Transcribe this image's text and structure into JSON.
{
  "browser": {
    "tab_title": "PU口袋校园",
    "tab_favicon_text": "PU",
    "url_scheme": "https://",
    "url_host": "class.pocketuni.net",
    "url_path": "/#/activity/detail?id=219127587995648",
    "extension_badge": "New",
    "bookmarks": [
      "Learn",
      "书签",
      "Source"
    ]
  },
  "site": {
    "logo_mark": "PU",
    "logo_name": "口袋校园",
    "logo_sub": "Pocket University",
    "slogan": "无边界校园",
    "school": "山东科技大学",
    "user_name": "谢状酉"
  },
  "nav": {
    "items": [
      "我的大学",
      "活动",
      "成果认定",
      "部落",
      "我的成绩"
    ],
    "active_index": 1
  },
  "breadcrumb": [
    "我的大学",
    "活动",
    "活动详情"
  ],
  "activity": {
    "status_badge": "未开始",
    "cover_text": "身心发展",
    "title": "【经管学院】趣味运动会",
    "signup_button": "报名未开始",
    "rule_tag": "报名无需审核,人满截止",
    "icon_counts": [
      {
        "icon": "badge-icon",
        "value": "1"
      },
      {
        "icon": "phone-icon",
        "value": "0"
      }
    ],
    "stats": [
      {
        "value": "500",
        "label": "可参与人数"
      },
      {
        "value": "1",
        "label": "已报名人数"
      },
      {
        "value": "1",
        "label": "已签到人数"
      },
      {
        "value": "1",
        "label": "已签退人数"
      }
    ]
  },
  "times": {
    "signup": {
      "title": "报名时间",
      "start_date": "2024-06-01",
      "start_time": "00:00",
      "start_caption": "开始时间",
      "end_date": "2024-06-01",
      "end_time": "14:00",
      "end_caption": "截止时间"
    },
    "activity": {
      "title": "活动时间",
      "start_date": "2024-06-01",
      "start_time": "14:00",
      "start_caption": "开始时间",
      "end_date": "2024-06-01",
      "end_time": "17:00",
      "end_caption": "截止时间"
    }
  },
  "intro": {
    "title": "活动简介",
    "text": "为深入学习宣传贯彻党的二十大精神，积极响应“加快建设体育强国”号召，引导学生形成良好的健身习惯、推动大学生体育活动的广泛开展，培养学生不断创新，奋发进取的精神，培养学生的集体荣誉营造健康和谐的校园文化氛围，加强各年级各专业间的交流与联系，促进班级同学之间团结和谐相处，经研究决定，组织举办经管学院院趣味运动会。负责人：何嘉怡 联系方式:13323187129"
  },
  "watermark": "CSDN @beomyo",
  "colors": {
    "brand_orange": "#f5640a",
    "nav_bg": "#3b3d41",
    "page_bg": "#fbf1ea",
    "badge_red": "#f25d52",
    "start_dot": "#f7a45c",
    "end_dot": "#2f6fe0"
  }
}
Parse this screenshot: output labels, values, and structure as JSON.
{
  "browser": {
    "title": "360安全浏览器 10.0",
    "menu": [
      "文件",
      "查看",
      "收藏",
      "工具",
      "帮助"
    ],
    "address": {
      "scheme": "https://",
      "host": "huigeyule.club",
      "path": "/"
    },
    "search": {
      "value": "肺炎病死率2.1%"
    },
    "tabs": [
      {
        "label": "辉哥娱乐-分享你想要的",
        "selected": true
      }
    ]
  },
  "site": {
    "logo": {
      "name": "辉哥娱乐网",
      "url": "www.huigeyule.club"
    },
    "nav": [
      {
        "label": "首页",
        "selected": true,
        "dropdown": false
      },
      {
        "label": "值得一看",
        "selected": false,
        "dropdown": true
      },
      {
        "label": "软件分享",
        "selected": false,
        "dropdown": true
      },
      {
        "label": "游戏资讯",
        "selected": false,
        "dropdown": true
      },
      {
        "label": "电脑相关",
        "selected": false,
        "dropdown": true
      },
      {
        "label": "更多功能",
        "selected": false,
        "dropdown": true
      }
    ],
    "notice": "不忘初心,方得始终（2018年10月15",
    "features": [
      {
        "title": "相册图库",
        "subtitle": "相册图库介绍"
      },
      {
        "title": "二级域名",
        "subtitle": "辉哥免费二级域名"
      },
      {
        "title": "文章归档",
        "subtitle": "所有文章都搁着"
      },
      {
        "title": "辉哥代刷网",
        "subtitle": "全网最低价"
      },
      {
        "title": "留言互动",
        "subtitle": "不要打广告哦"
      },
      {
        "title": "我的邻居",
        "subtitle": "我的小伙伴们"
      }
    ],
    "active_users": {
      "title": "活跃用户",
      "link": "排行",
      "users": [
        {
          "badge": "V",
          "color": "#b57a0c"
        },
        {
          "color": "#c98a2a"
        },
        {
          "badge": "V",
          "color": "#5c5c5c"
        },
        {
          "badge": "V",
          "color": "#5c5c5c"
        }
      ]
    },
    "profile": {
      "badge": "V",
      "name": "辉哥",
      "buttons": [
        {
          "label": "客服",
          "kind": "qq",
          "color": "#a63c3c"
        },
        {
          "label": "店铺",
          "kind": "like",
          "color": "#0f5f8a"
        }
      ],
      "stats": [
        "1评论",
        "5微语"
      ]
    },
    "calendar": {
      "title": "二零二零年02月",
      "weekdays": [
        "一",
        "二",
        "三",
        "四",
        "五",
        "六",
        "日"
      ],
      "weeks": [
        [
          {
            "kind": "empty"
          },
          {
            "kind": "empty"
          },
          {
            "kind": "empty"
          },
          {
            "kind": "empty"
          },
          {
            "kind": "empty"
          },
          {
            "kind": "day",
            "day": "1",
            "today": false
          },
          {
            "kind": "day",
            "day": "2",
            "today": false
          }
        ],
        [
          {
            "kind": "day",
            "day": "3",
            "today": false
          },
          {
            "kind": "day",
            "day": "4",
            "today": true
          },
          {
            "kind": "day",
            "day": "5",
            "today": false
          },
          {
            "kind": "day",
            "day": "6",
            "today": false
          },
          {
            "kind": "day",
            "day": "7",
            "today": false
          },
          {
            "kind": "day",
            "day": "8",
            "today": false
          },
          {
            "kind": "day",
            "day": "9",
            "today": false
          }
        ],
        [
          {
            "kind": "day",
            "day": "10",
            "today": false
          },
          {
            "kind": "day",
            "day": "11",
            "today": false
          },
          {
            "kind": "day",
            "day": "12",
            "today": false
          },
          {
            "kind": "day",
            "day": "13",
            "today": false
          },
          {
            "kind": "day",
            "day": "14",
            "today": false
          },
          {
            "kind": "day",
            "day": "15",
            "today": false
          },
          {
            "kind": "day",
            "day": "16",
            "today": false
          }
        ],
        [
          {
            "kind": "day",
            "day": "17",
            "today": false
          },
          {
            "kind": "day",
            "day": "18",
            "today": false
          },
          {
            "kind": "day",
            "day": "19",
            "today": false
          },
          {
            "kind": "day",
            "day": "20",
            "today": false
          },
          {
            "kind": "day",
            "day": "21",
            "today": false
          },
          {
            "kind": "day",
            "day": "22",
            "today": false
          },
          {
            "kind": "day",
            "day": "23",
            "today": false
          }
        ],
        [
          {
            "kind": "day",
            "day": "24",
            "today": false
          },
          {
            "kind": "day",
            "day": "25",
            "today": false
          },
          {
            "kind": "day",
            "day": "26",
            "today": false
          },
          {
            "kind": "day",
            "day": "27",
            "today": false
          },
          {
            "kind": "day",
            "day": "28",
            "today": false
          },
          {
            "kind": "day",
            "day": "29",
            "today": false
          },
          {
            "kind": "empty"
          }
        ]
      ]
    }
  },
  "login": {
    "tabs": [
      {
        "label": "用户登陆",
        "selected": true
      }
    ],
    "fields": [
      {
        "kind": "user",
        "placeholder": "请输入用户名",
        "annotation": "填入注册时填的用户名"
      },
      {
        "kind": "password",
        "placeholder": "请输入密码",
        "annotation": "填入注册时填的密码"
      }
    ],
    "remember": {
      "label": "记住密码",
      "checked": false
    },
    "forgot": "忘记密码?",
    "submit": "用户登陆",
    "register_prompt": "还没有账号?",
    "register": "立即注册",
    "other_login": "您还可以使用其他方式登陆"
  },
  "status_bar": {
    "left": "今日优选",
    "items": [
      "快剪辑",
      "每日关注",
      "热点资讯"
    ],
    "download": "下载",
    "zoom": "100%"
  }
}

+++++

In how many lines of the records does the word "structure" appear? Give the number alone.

2